It’s no secret that many women are reluctant to discuss contraception at work, and doctors frequently find themselves stuck in a dilemma: they can’t prescribe a particular brand or model of birth control. Thankfully, a new law has been passed that allows women to make informed choices about their birth control.
You’ve probably had at least one or two awkward experiences managing your birth control or trying to find the right method for you, but maybe you’re ready for a change. Talk to your doctor and find out what will work best for you. You can also explore your options by checking out this article.
When you are not ready to start having children, you want to make sure that you and your partner are using contraception. But how do you know which birth control method is right for you and your partner? That depends on several factors, including your age, fertility, and the method you are currently using.
Wondering which contraceptive option is best for you and your circumstances? Everyone is different, and choosing the right contraceptive can be difficult, but some women will not want the weight of a baby on their shoulders or want to prevent pregnancy so that they avoid the negative side effects of hormones.
Contraception has become an integral part of our health and wellbeing. But which one is right for you? The range of options we have today can be confusing. Some may be unsuitable for you, while others may not suit your lifestyle.
There are three primary types of contraception:
- Traditional Methods
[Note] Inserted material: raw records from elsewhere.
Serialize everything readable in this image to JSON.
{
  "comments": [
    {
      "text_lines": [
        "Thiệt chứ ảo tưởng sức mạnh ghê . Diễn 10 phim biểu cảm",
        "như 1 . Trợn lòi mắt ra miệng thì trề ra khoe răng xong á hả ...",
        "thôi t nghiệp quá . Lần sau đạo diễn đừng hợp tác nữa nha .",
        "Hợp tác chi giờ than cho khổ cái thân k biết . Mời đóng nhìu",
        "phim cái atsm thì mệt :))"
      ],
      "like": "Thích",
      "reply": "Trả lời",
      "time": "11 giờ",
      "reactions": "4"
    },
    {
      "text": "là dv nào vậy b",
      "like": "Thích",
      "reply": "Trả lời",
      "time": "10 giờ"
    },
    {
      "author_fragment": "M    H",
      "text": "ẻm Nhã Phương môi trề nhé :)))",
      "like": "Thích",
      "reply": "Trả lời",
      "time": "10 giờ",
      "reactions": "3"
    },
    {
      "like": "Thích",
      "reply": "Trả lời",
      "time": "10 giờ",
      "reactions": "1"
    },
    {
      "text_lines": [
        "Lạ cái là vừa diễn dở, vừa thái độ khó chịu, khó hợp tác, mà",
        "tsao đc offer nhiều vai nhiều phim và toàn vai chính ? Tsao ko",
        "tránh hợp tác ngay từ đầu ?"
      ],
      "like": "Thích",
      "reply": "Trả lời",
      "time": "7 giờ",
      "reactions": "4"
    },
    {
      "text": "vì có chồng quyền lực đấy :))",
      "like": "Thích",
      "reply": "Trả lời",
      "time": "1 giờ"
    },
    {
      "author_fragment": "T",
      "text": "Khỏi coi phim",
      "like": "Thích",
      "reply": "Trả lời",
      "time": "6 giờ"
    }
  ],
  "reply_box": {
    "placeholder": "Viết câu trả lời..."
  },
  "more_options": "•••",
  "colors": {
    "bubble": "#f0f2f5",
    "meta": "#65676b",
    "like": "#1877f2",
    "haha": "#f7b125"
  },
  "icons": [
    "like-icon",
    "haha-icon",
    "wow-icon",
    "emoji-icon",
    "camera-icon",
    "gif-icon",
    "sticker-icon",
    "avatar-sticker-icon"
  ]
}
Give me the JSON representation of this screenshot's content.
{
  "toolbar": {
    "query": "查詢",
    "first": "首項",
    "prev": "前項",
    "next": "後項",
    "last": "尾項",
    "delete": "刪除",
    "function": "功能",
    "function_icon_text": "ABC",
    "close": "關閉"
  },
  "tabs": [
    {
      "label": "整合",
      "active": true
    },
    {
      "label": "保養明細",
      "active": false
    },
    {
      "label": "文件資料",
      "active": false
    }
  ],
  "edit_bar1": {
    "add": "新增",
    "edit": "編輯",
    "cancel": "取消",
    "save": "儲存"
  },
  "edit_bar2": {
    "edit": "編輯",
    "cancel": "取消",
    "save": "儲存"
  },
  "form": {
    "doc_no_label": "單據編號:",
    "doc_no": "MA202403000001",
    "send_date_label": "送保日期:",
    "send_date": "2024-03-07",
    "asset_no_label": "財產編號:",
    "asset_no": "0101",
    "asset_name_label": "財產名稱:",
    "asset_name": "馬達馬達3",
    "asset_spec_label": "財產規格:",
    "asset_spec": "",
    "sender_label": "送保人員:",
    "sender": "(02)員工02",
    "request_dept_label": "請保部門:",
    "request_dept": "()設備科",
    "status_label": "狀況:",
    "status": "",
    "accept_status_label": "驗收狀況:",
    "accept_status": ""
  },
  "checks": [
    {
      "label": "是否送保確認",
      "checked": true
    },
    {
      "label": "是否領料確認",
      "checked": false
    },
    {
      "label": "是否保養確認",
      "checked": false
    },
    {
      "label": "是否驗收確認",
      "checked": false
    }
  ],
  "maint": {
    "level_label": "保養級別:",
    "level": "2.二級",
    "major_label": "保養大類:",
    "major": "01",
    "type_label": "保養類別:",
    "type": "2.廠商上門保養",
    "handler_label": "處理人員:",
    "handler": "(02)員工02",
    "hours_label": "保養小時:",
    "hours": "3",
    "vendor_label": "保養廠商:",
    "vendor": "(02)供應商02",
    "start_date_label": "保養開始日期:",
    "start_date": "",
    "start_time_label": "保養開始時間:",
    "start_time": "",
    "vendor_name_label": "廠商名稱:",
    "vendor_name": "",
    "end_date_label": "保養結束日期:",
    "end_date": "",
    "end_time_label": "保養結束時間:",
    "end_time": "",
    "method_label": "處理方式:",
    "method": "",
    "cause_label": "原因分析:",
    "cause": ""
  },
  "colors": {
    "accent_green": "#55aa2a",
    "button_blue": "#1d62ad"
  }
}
Contraception has a wide variety of methods, but here we will focus on the most basic of them. The first method is the pill. The pill is the most common form of contraception, and it can help prevent pregnancy in several ways. The pill works by preventing the implantation of a fertilized egg in the uterus. It can also prevent ovulation and thicken cervical mucus, so sperm are less able to make their way to the uterus.
- Barrier Methods
Barriers are a great choice if your birth control method fails. They can prevent pregnancy when traditional methods don’t. They’re also a great choice if you have a chronic medical condition that makes using traditional methods dangerous. And they’re a good choice for women who want or need to be extra careful about their period.
- Reversible Methods
A reversible contraceptive can be reversed at any time with the use of a dose of estrogen or progesterone. Often called the “morning-after pill” or “day-after pill,” they are especially effective in preventing pregnancy after unprotected sex, less effective with a partner than after using a condom, and can be used up to seven days after unprotected sex. Reversible contraceptives do not protect against STDs.
Each has its advantages and disadvantages when choosing the right contraception for you. It may seem like common sense that the most effective contraceptive method is the one that also delivers the best protection against sexually transmitted infections (STIs/STDs), but that’s not always the case.
How to choose the right contraception for you?
It depends on many factors, like your age, health insurance coverage, and fertility goals. The options available to you are the birth control pill, the patch, the ring, the IUD, and the implant. But because of side effects, concerns about safety, and a variety of other reasons, they aren’t the best choice for everyone.
One of the most important decisions you can make is the right contraception for you. If you want to keep your fertility high, choosing the right contraceptive for you and your family is vital. This is because different contraceptive options have different levels of effectiveness, side effects, and risks.
Contraception is one of the most important decisions you’ll make as a woman and one of the most important ones for your reproductive health. The right contraception can be the difference between you being able to plan your future and ending up pregnant at a young age. That’s why the right contraception can save lives and help women to live the lives they want to live.